Aims Chest pain in children is a common presentation in the ED. It is known that chest pain in children, in comparison to adults, is less likely to represent a cardiovascular origin. Electrocardiographs (ECGs) are a relatively cheap and fast investigation, and can reveal cardiac causes of chest pain through appropriate interpretation. We aim to determine the likely causes of chest pain presenting to our Children’s ED and analyse the use of ECG in these cases.
Methods We retrospectively analysed the use of ECGs in children presenting with chest pain over the preceding year.
Results The Children’s ED had 30,000 attendances over the preceding year; 345 attendances presented with chest pain. The commonest age ranges to present were 15–16 year olds, followed by 10–11 year olds; there were slightly more male than female patients attending with chest pain.

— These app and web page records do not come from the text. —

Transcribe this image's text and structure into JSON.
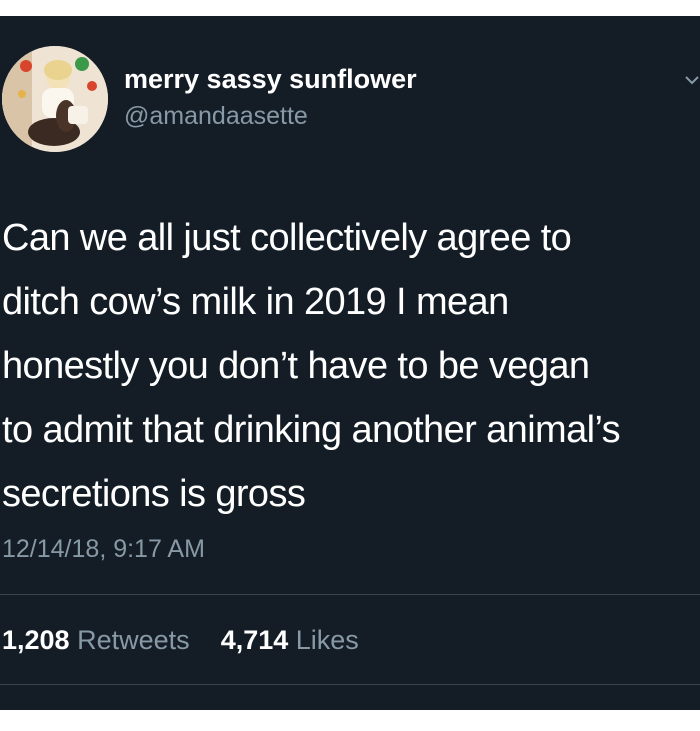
{
  "tweet": {
    "display_name": "merry sassy sunflower",
    "handle": "@amandaasette",
    "text": "Can we all just collectively agree to\nditch cow’s milk in 2019 I mean\nhonestly you don’t have to be vegan\nto admit that drinking another animal’s\nsecretions is gross",
    "timestamp": "12/14/18, 9:17 AM",
    "retweets_count": "1,208",
    "retweets_label": "Retweets",
    "likes_count": "4,714",
    "likes_label": "Likes"
  },
  "icons": {
    "avatar": "profile-photo",
    "menu": "chevron-down-icon"
  },
  "colors": {
    "background": "#141d26",
    "primary_text": "#ffffff",
    "secondary_text": "#8899a6",
    "divider": "#38444d"
  }
}
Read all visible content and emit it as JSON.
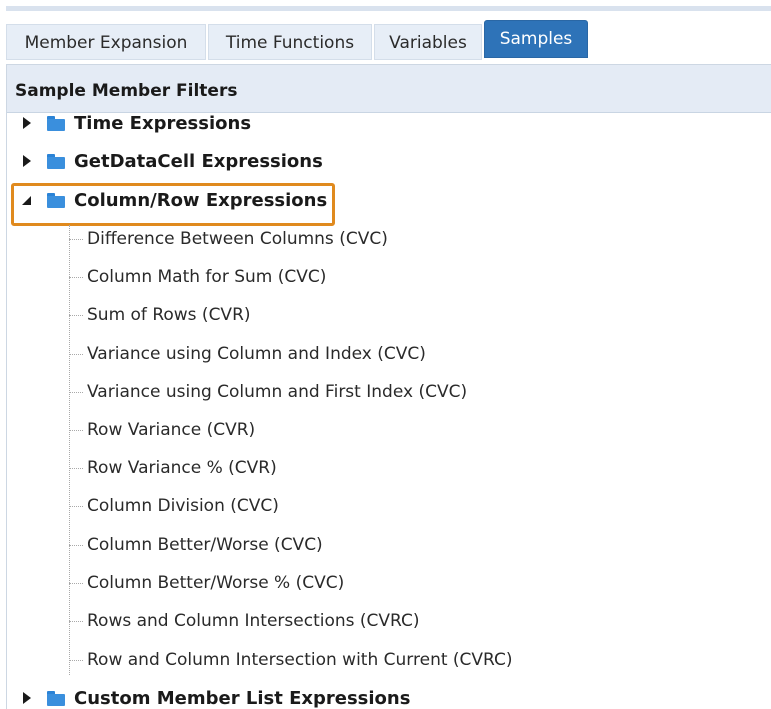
{
  "tabs": [
    {
      "label": "Member Expansion",
      "active": false
    },
    {
      "label": "Time Functions",
      "active": false
    },
    {
      "label": "Variables",
      "active": false
    },
    {
      "label": "Samples",
      "active": true
    }
  ],
  "panel": {
    "title": "Sample Member Filters"
  },
  "tree": {
    "folders": [
      {
        "label": "Time Expressions",
        "expanded": false
      },
      {
        "label": "GetDataCell Expressions",
        "expanded": false
      },
      {
        "label": "Column/Row Expressions",
        "expanded": true,
        "highlighted": true
      },
      {
        "label": "Custom Member List Expressions",
        "expanded": false
      }
    ],
    "column_row_items": [
      "Difference Between Columns (CVC)",
      "Column Math for Sum (CVC)",
      "Sum of Rows (CVR)",
      "Variance using Column and Index (CVC)",
      "Variance using Column and First Index (CVC)",
      "Row Variance (CVR)",
      "Row Variance % (CVR)",
      "Column Division (CVC)",
      "Column Better/Worse (CVC)",
      "Column Better/Worse % (CVC)",
      "Rows and Column Intersections (CVRC)",
      "Row and Column Intersection with Current (CVRC)"
    ]
  },
  "colors": {
    "active_tab": "#2e73b8",
    "highlight": "#e08a1e",
    "folder": "#3a8fdd"
  }
}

The most likely final diagnosis recorded was musculoskeletal; a cardiovascular diagnosis was found in only 1% of patients presenting with chest pain.
In our cohort, 51% of patients had an ECG performed during their attendance. Patients with cardiovascular, psychiatric and musculoskeletal diagnoses were most likely to have an ECG performed. Further analysis reveals that the majority of ECGs were normal (97%); the remainder reveal changes that could attribute to chest pain.
Conclusion In conclusion, our retrospective analysis reveals that although chest pain in children is common, it is unlikely to represent cardiac disease. However, ECG is utilised in over half of our cohort, with the majority of patients not revealing any abnormalities suggestive of cardiac origins for chest pain. Indeed, ECG is a good screening tool to rule out ischaemic changes and arrhythmias leading to chest pain.
To continue this study further, we aim to to review chest pain attendances over the preceding 5 years, not only identifying abnormal ECGs, but also to review if appropriate interpretation and subsequent management is being performed in ED.